An Interview Horror Story: 10 Scare Tactics to Ruin a Job Interview
For job seekers and hiring managers alike, there’s nothing more terrifying than having an unforgettable interview…and not the good kind.
Don’t get me wrong interviews can certainly be uncomfortable, but typically they are conversational and educational. They help you, the job seeker, and the hiring manager get to know one another to determine if the company and role is the right fit for both parties.
More often than not, interviews run smoothly with little hiccups, but on rare occasions they can go horribly wrong. Believe it or not, most hiring managers (including us) have experienced painful interviews.
We’ve heard interview horror stories that you thought you would only see in the movies play themselves out in real life, and we don’t want you to repeat those same mistakes.
In the spirit of Halloween, avoid these 10 interview mistakes that could end up costing you the job.
1. You Ghosted
You never showed up for your interview, and worse, you never called to cancel. This is extremely unprofessional and an easy way to burn bridges. And believe it or not, it happens more often than it should.
If for some reason you can’t make an interview or have already accepted another position, you should ALWAYS call…not email, but call the hiring manager. It may be scary and intimidating but is the right and respectful thing to do.
2. Cat Got Your Tongue
It is one thing if you don’t have your own questions to ask the hiring manager, but it’s another if you are completely unprepared and unable to answer their questions.
Before interviewing, always do your homework on the company, role, and the people you are meeting with. You should be able to directly and effectively answer the questions.
3. You Wore a Costume
Rule of thumb, always wear professional attire. Even if the company has a casual dress code, you are not a part of the company yet and should dress to impress. Unless you are told that you should dress casual, always assume suit and tie or skirt and blouse.
Also, make sure your outfit is not a distraction. There is no need to wear your Daffy Duck tie or zebra-striped tights on the first interview. Let your sense of humor show in the conversation and not in your attire.
You actually had a pretty great first interview and the hiring manager wanted to bring you in for another to meet more team members…but you never followed up.

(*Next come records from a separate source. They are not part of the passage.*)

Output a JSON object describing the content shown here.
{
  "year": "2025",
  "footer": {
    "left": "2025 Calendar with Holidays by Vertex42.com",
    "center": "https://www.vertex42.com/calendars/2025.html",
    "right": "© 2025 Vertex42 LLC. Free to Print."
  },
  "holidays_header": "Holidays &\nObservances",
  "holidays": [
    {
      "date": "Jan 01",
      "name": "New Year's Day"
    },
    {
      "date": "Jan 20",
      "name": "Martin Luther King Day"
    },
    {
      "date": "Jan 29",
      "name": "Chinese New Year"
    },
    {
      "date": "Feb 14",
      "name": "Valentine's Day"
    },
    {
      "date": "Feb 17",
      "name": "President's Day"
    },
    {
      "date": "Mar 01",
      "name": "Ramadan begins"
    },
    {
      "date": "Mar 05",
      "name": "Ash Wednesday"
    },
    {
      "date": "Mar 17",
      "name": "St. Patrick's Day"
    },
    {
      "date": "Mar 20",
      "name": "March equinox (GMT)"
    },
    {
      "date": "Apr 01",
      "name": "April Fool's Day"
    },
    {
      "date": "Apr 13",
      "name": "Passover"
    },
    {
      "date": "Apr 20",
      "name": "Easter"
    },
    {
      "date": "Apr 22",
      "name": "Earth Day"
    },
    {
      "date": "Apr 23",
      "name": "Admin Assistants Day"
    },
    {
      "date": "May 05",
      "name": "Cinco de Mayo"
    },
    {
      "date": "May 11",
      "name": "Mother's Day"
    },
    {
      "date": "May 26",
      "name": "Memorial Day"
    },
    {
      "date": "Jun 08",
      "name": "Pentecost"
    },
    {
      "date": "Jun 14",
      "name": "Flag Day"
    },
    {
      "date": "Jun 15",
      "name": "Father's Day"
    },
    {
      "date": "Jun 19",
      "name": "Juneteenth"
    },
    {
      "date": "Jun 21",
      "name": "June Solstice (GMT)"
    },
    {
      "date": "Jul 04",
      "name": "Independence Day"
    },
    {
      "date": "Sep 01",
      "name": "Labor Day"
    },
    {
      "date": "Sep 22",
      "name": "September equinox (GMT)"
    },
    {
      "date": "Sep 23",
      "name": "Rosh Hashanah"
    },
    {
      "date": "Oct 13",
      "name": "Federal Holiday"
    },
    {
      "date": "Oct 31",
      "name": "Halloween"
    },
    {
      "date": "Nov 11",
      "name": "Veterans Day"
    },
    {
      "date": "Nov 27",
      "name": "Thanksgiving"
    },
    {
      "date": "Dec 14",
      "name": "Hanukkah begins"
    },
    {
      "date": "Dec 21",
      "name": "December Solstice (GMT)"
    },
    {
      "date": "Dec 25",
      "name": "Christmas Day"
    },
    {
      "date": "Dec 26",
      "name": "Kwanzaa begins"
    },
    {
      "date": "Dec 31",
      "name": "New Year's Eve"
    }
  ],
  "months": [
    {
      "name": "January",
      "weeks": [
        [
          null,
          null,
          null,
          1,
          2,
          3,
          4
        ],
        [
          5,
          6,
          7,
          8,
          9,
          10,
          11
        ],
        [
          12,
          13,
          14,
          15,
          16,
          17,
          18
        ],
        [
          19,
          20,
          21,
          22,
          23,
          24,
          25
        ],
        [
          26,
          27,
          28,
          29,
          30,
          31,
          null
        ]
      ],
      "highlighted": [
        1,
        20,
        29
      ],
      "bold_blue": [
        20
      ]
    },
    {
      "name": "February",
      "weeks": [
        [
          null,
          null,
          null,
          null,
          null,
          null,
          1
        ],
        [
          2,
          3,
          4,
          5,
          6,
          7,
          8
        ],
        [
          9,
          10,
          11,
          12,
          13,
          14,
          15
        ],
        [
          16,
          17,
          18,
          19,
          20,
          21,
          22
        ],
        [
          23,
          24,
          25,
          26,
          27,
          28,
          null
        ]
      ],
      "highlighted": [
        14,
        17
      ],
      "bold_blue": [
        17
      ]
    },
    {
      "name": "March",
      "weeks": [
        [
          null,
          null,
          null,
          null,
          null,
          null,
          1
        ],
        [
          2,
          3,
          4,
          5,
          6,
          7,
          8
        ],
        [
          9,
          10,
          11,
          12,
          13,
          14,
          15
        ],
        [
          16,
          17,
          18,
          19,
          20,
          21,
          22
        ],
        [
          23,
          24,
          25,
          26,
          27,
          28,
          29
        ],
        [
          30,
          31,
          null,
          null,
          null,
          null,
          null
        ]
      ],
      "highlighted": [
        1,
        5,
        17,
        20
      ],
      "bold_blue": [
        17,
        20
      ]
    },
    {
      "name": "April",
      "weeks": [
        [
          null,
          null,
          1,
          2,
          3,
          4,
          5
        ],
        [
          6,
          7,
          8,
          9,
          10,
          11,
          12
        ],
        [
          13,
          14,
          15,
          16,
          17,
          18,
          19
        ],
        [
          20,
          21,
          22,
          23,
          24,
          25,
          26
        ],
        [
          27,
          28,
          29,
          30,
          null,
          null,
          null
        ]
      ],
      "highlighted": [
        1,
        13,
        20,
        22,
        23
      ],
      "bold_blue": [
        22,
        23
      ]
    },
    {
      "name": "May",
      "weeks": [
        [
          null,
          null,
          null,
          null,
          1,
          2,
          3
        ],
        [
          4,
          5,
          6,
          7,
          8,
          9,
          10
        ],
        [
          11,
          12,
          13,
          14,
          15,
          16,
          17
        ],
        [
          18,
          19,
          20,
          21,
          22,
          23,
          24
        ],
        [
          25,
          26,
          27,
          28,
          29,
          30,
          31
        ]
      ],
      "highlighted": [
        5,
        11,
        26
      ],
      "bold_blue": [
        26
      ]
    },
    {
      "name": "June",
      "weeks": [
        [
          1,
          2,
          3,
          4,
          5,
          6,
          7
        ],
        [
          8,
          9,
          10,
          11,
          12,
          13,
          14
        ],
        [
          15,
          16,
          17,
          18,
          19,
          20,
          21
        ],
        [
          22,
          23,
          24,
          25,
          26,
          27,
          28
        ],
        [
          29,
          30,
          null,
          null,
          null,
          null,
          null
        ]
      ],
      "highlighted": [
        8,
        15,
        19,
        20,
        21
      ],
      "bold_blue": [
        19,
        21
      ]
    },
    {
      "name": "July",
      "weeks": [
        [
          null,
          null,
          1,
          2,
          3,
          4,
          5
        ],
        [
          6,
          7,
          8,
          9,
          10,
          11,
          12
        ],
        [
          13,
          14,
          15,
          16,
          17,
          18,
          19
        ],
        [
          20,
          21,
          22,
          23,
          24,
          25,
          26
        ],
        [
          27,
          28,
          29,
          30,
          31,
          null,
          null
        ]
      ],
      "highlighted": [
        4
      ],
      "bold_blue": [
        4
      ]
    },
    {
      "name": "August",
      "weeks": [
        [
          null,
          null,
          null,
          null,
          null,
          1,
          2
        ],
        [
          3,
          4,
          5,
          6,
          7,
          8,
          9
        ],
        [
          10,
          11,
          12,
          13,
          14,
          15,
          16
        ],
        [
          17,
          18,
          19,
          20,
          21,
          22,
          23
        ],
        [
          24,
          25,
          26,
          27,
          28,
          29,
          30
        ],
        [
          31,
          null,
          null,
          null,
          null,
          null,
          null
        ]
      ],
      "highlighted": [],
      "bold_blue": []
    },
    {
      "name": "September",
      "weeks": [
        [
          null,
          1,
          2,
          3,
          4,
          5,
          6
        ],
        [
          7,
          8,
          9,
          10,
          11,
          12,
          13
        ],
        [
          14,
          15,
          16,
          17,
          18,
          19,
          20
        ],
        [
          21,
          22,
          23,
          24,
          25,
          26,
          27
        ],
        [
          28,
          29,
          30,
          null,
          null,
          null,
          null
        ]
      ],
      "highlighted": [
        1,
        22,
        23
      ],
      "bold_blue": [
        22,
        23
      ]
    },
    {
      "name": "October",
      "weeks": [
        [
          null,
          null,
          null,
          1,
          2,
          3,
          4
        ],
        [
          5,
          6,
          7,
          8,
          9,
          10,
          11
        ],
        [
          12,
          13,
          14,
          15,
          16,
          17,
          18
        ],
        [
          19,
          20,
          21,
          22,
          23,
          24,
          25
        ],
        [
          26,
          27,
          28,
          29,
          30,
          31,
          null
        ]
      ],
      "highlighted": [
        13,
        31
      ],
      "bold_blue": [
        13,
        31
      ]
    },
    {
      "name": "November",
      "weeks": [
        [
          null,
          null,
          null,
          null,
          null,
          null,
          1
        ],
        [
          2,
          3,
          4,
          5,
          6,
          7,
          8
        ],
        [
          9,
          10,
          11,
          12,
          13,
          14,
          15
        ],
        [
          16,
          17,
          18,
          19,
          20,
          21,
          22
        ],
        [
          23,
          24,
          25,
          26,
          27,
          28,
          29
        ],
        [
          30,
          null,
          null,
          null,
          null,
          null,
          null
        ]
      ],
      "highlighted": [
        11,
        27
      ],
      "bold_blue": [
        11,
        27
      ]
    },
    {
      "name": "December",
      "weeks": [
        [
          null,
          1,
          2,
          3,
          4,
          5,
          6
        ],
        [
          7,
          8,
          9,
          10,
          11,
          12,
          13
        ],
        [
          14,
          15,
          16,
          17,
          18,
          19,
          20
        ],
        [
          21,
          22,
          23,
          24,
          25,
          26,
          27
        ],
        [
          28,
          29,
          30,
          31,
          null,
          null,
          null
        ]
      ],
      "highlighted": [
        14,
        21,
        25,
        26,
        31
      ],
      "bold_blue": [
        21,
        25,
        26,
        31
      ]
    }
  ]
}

You never sent your thank you emails and you never called the hiring manager back. You made them believe that you were genuinely interested in the opportunity, but when they reached back out you never responded.
Remember to always follow through and keep honest dialogue with potential employers.
5. You Made Your Current Employer Sound like Dracula
No matter the reasons you’re looking for a new job, you should never bash your former or current employer. Don’t tell the hiring manager that your former manager basically sucked the life out of you and that you hated your job.
Even if this is true, it will signal a red flag to the hiring manager you’re interviewing with. If you talk this badly about the management at your former/current company, it’s a possibility you could also trash talk your next employer.
6. You Spun a Web of Lies
You lied on your resume about where you worked and when you worked there.
Never lie on a resume or in an interview, even if you think it’s a white lie. It will always come back to haunt you. Be honest and up front. Make sure your resume and LinkedIn profile match and never lie about where you worked or for how long.
When you are going in for an interview, you should always be positive, friendly, and engaged. The interview is where the hiring manager not only asks questions about your work experience, but they also want to see if you would be a culture fit for the company.
Make sure you are well-rested and remember to eat and hydrate before the interview. If you drink coffee, have it before the interview and don’t bring it in with you. If the interviewer offers you coffee or water don’t be afraid to accept it. I always recommend having a power bar or granola bar in your car in case you need an energy boost before interviewing. Be ready to knock the interview out of the park.
Make sure you practice going through your story and that you don’t have any inconsistencies. Make sure you can effectively answer questions, address and overcome any concerns, and explain any gaps in your resume. The best approach is to practice and always be direct and honest.
For more interview tips, watch this video on How to Prepare for a Sales Interview.